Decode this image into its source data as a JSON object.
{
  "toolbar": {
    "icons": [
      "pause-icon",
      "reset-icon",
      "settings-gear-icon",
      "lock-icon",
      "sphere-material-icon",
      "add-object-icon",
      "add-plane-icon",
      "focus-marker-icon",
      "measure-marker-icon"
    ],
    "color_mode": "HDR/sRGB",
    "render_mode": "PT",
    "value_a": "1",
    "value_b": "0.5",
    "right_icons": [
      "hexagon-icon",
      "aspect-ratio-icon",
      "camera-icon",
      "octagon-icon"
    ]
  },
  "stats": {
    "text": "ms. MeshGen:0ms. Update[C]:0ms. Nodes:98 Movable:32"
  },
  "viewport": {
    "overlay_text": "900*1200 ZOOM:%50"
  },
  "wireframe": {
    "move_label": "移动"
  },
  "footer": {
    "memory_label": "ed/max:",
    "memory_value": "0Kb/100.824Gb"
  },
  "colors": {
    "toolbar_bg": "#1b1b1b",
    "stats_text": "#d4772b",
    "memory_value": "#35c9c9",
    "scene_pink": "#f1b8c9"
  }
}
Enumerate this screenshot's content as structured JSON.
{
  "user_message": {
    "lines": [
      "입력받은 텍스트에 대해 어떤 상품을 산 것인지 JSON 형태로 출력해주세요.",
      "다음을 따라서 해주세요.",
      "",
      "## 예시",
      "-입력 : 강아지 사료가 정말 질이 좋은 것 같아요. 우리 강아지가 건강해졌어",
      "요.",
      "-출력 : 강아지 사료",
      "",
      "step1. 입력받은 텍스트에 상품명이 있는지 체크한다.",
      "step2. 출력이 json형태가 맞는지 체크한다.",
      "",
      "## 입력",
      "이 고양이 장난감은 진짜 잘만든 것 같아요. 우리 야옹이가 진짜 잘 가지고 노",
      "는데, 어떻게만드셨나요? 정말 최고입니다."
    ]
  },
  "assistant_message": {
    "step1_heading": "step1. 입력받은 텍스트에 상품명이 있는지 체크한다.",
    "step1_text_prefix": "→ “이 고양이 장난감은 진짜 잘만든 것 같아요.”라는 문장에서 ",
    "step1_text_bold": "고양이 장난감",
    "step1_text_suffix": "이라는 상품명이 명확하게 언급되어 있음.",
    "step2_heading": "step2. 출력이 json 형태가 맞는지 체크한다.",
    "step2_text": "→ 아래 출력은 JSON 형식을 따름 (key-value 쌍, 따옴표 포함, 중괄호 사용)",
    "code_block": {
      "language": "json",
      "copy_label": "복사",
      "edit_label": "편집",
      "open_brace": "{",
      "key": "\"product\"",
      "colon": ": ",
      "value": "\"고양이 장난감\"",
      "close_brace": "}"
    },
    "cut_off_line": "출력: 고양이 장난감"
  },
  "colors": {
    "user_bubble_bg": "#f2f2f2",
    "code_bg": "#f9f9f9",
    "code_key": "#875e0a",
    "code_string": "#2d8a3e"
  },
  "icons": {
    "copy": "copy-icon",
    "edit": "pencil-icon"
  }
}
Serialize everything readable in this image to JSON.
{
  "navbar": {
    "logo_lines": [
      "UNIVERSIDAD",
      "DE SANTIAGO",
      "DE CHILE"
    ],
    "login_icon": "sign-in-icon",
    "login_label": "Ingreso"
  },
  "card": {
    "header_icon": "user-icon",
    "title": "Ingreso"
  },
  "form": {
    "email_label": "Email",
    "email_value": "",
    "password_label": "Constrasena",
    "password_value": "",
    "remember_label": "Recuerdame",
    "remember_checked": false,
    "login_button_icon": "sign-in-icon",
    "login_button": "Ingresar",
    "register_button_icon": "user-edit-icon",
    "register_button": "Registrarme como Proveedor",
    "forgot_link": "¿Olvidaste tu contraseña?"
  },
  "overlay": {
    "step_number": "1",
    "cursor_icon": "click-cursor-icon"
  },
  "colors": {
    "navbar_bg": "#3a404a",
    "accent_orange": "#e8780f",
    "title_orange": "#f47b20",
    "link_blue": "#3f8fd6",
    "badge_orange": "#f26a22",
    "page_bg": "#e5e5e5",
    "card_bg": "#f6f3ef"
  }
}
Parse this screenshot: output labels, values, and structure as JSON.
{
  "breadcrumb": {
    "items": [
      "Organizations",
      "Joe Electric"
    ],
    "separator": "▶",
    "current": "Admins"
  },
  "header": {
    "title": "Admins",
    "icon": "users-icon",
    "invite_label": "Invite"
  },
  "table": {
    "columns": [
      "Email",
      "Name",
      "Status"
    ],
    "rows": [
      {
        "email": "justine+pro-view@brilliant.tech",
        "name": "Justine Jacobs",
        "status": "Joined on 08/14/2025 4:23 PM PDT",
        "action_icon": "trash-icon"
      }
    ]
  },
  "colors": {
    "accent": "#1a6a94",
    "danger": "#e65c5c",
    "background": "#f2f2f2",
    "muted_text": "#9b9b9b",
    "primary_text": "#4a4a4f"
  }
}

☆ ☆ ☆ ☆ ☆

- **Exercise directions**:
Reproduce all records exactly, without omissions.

- **Solution for this task**:
Decode this image into its source data as a JSON object.
{
  "toolbar": {
    "icons": [
      "pause-icon",
      "reset-icon",
      "settings-gear-icon",
      "lock-icon",
      "sphere-material-icon",
      "add-object-icon",
      "add-plane-icon",
      "focus-marker-icon",
      "measure-marker-icon"
    ],
    "color_mode": "HDR/sRGB",
    "render_mode": "PT",
    "value_a": "1",
    "value_b": "0.5",
    "right_icons": [
      "hexagon-icon",
      "aspect-ratio-icon",
      "camera-icon",
      "octagon-icon"
    ]
  },
  "stats": {
    "text": "ms. MeshGen:0ms. Update[C]:0ms. Nodes:98 Movable:32"
  },
  "viewport": {
    "overlay_text": "900*1200 ZOOM:%50"
  },
  "wireframe": {
    "move_label": "移动"
  },
  "footer": {
    "memory_label": "ed/max:",
    "memory_value": "0Kb/100.824Gb"
  },
  "colors": {
    "toolbar_bg": "#1b1b1b",
    "stats_text": "#d4772b",
    "memory_value": "#35c9c9",
    "scene_pink": "#f1b8c9"
  }
}
Enumerate this screenshot's content as structured JSON.
{
  "user_message": {
    "lines": [
      "입력받은 텍스트에 대해 어떤 상품을 산 것인지 JSON 형태로 출력해주세요.",
      "다음을 따라서 해주세요.",
      "",
      "## 예시",
      "-입력 : 강아지 사료가 정말 질이 좋은 것 같아요. 우리 강아지가 건강해졌어",
      "요.",
      "-출력 : 강아지 사료",
      "",
      "step1. 입력받은 텍스트에 상품명이 있는지 체크한다.",
      "step2. 출력이 json형태가 맞는지 체크한다.",
      "",
      "## 입력",
      "이 고양이 장난감은 진짜 잘만든 것 같아요. 우리 야옹이가 진짜 잘 가지고 노",
      "는데, 어떻게만드셨나요? 정말 최고입니다."
    ]
  },
  "assistant_message": {
    "step1_heading": "step1. 입력받은 텍스트에 상품명이 있는지 체크한다.",
    "step1_text_prefix": "→ “이 고양이 장난감은 진짜 잘만든 것 같아요.”라는 문장에서 ",
    "step1_text_bold": "고양이 장난감",
    "step1_text_suffix": "이라는 상품명이 명확하게 언급되어 있음.",
    "step2_heading": "step2. 출력이 json 형태가 맞는지 체크한다.",
    "step2_text": "→ 아래 출력은 JSON 형식을 따름 (key-value 쌍, 따옴표 포함, 중괄호 사용)",
    "code_block": {
      "language": "json",
      "copy_label": "복사",
      "edit_label": "편집",
      "open_brace": "{",
      "key": "\"product\"",
      "colon": ": ",
      "value": "\"고양이 장난감\"",
      "close_brace": "}"
    },
    "cut_off_line": "출력: 고양이 장난감"
  },
  "colors": {
    "user_bubble_bg": "#f2f2f2",
    "code_bg": "#f9f9f9",
    "code_key": "#875e0a",
    "code_string": "#2d8a3e"
  },
  "icons": {
    "copy": "copy-icon",
    "edit": "pencil-icon"
  }
}
Serialize everything readable in this image to JSON.
{
  "navbar": {
    "logo_lines": [
      "UNIVERSIDAD",
      "DE SANTIAGO",
      "DE CHILE"
    ],
    "login_icon": "sign-in-icon",
    "login_label": "Ingreso"
  },
  "card": {
    "header_icon": "user-icon",
    "title": "Ingreso"
  },
  "form": {
    "email_label": "Email",
    "email_value": "",
    "password_label": "Constrasena",
    "password_value": "",
    "remember_label": "Recuerdame",
    "remember_checked": false,
    "login_button_icon": "sign-in-icon",
    "login_button": "Ingresar",
    "register_button_icon": "user-edit-icon",
    "register_button": "Registrarme como Proveedor",
    "forgot_link": "¿Olvidaste tu contraseña?"
  },
  "overlay": {
    "step_number": "1",
    "cursor_icon": "click-cursor-icon"
  },
  "colors": {
    "navbar_bg": "#3a404a",
    "accent_orange": "#e8780f",
    "title_orange": "#f47b20",
    "link_blue": "#3f8fd6",
    "badge_orange": "#f26a22",
    "page_bg": "#e5e5e5",
    "card_bg": "#f6f3ef"
  }
}
Parse this screenshot: output labels, values, and structure as JSON.
{
  "breadcrumb": {
    "items": [
      "Organizations",
      "Joe Electric"
    ],
    "separator": "▶",
    "current": "Admins"
  },
  "header": {
    "title": "Admins",
    "icon": "users-icon",
    "invite_label": "Invite"
  },
  "table": {
    "columns": [
      "Email",
      "Name",
      "Status"
    ],
    "rows": [
      {
        "email": "justine+pro-view@brilliant.tech",
        "name": "Justine Jacobs",
        "status": "Joined on 08/14/2025 4:23 PM PDT",
        "action_icon": "trash-icon"
      }
    ]
  },
  "colors": {
    "accent": "#1a6a94",
    "danger": "#e65c5c",
    "background": "#f2f2f2",
    "muted_text": "#9b9b9b",
    "primary_text": "#4a4a4f"
  }
}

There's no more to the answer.